> Recorded information:
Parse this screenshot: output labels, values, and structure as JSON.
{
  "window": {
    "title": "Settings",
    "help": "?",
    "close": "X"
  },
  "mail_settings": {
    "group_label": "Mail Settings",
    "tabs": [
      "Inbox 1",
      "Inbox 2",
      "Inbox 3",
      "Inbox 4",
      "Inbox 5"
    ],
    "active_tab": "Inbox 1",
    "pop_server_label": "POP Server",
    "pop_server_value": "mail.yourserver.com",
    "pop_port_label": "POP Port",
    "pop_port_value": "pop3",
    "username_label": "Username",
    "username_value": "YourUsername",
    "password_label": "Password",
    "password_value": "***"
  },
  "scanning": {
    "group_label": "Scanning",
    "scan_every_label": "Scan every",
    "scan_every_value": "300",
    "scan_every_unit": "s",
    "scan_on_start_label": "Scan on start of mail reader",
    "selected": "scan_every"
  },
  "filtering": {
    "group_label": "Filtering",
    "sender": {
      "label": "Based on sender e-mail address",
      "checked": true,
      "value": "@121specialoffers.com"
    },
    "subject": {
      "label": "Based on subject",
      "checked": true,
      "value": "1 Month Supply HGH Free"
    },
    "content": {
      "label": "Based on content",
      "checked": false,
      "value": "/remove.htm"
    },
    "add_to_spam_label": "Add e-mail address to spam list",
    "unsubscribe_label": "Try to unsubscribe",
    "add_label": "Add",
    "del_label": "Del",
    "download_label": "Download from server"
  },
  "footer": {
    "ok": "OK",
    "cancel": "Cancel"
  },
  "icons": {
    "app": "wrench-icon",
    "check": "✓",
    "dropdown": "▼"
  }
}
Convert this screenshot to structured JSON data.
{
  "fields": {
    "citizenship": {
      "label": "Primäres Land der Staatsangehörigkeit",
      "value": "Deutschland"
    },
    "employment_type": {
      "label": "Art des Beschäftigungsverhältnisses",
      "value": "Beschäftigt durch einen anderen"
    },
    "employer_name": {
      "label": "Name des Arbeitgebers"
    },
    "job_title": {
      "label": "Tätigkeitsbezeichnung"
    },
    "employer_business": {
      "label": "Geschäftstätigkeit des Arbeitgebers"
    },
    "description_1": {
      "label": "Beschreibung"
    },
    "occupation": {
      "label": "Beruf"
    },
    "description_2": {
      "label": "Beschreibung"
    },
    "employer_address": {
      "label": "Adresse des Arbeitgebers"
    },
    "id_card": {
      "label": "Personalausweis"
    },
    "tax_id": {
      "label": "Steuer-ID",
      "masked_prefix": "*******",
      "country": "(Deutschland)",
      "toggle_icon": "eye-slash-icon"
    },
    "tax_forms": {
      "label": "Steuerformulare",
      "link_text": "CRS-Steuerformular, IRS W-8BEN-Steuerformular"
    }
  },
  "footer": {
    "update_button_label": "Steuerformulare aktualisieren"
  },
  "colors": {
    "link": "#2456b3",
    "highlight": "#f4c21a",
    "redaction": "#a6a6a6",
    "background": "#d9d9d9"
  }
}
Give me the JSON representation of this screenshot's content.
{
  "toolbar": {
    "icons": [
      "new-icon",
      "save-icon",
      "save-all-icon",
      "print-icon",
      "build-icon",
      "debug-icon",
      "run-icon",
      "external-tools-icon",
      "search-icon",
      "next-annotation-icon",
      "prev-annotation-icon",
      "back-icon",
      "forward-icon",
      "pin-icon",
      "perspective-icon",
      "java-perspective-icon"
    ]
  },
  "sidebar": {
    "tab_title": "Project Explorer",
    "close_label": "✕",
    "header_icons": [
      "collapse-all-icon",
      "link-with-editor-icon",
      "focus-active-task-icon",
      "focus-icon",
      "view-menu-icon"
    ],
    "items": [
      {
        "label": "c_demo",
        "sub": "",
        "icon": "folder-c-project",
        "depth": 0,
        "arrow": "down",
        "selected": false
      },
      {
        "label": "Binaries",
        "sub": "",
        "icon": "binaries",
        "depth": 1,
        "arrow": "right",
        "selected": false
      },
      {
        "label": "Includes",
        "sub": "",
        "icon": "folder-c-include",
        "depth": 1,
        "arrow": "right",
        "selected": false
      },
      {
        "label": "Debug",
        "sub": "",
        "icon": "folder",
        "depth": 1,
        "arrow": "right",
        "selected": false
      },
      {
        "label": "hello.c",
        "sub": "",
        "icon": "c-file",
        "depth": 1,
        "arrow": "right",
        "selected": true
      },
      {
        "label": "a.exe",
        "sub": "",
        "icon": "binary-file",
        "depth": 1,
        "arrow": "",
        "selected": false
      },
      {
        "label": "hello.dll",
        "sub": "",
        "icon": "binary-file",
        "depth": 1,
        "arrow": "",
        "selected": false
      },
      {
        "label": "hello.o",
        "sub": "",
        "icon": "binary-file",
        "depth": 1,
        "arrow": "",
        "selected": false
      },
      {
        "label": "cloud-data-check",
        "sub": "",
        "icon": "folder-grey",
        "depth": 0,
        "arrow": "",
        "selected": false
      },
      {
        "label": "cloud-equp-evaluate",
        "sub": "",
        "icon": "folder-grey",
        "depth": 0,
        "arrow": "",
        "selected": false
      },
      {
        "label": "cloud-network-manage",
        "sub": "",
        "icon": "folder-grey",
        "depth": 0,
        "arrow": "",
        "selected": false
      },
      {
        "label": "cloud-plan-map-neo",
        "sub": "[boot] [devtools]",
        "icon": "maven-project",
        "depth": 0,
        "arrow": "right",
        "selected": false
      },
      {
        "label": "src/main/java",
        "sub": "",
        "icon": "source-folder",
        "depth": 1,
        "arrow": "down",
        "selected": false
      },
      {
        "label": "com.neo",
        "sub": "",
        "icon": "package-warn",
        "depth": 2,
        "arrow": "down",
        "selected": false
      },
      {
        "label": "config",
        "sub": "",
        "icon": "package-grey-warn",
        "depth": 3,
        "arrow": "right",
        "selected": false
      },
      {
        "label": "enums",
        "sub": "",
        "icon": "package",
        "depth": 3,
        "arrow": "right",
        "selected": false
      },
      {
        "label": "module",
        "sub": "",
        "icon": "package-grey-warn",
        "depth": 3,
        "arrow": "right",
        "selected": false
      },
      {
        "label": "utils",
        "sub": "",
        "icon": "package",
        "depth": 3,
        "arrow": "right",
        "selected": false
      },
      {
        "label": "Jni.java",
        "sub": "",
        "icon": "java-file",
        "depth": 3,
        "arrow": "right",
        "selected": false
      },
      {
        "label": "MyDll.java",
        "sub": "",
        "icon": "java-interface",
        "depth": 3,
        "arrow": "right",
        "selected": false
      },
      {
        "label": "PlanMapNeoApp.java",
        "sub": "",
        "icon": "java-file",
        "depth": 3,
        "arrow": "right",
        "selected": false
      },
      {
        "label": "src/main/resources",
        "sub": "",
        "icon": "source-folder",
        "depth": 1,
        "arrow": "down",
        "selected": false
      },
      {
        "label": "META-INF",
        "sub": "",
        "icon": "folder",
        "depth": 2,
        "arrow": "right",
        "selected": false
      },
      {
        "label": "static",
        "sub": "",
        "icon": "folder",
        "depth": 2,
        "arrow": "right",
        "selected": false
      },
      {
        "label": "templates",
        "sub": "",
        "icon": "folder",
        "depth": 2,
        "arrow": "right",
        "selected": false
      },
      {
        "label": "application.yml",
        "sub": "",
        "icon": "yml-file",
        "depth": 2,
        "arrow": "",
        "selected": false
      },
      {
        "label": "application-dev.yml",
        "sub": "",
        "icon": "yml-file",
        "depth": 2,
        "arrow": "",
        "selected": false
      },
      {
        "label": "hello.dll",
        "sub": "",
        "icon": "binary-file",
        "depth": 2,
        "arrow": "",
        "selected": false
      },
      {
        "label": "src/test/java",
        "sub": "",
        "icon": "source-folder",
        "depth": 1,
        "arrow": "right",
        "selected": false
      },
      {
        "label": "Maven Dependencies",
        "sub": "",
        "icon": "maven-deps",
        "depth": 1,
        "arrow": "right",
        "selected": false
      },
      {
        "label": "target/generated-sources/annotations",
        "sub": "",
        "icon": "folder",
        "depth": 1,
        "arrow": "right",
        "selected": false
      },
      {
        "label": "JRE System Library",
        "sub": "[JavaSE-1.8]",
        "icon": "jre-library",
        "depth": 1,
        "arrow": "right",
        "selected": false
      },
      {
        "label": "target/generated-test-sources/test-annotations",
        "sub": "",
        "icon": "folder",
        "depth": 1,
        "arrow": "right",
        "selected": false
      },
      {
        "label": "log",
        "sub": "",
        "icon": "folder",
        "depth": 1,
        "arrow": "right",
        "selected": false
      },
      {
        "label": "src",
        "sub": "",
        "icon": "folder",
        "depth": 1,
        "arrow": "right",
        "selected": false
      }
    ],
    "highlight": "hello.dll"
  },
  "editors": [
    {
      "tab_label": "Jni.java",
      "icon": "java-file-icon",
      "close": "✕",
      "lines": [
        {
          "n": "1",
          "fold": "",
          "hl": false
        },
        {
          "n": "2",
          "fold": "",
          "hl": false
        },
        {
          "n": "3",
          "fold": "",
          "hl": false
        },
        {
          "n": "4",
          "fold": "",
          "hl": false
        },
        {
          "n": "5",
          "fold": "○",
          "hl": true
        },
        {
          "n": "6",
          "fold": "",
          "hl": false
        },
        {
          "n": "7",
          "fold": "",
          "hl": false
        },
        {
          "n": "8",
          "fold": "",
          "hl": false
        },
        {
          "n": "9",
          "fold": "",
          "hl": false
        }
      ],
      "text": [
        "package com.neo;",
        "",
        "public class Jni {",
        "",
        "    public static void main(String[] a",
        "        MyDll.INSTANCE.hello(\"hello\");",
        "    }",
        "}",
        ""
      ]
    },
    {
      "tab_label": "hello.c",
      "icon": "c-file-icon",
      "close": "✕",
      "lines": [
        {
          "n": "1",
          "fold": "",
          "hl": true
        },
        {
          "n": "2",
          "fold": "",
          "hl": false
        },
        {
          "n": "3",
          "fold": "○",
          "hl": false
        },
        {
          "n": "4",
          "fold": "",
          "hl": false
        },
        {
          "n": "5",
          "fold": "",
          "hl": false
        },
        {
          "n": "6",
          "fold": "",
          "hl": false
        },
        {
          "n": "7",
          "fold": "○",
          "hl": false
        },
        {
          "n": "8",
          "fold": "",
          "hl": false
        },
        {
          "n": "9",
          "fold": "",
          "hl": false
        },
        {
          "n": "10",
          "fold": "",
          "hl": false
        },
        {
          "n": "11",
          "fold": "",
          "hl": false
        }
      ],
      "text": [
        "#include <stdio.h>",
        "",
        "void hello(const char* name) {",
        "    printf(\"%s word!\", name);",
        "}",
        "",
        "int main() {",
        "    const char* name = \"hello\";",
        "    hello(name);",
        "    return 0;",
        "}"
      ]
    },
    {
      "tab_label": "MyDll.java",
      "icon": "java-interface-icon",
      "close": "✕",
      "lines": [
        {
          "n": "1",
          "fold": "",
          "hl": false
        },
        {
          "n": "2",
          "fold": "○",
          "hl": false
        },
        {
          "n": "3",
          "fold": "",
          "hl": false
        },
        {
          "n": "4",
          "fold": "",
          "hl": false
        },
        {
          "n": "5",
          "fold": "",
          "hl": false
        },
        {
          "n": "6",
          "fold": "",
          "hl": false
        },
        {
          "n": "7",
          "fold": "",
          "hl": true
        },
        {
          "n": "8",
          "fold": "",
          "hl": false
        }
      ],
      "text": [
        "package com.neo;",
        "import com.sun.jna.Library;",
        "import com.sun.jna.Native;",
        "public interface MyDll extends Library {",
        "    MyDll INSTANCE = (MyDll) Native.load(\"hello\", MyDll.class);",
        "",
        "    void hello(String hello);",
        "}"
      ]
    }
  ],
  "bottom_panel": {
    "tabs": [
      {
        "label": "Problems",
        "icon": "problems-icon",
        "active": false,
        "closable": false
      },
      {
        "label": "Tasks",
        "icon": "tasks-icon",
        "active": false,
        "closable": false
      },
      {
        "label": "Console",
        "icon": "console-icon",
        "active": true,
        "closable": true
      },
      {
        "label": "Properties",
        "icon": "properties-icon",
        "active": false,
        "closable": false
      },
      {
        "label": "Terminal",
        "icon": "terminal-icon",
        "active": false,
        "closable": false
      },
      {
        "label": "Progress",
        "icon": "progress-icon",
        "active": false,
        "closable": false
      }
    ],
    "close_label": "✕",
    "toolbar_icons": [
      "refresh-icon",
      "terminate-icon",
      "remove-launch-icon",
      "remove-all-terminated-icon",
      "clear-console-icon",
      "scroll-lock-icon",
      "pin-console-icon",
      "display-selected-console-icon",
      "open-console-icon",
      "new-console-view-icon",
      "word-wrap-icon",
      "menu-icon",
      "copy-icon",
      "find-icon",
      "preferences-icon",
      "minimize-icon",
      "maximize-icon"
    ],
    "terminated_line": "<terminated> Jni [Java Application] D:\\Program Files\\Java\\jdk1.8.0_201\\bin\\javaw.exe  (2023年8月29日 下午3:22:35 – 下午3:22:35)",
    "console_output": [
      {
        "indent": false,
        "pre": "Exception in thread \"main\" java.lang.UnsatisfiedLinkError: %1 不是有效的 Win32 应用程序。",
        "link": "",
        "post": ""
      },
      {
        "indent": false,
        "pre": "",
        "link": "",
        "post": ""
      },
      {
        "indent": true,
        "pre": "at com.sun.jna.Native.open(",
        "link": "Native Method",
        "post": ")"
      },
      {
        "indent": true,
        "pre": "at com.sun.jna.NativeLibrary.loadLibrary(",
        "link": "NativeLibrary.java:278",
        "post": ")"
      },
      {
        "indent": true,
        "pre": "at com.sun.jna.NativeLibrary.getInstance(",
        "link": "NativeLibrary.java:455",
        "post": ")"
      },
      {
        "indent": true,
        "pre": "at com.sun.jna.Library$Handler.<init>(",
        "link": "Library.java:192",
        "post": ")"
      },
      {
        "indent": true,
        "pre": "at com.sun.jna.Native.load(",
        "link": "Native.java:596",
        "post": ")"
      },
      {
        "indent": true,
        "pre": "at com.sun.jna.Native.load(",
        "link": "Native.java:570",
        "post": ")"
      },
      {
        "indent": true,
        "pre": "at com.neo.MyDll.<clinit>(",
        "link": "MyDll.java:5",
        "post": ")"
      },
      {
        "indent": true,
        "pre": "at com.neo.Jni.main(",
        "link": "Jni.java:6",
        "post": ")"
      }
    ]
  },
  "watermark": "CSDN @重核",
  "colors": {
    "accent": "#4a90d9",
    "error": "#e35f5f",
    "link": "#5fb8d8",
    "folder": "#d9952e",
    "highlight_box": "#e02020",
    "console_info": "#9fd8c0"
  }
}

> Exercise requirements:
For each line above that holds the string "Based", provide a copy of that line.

> Response area:
      "label": "Based on sender e-mail address",
      "label": "Based on subject",
      "label": "Based on content",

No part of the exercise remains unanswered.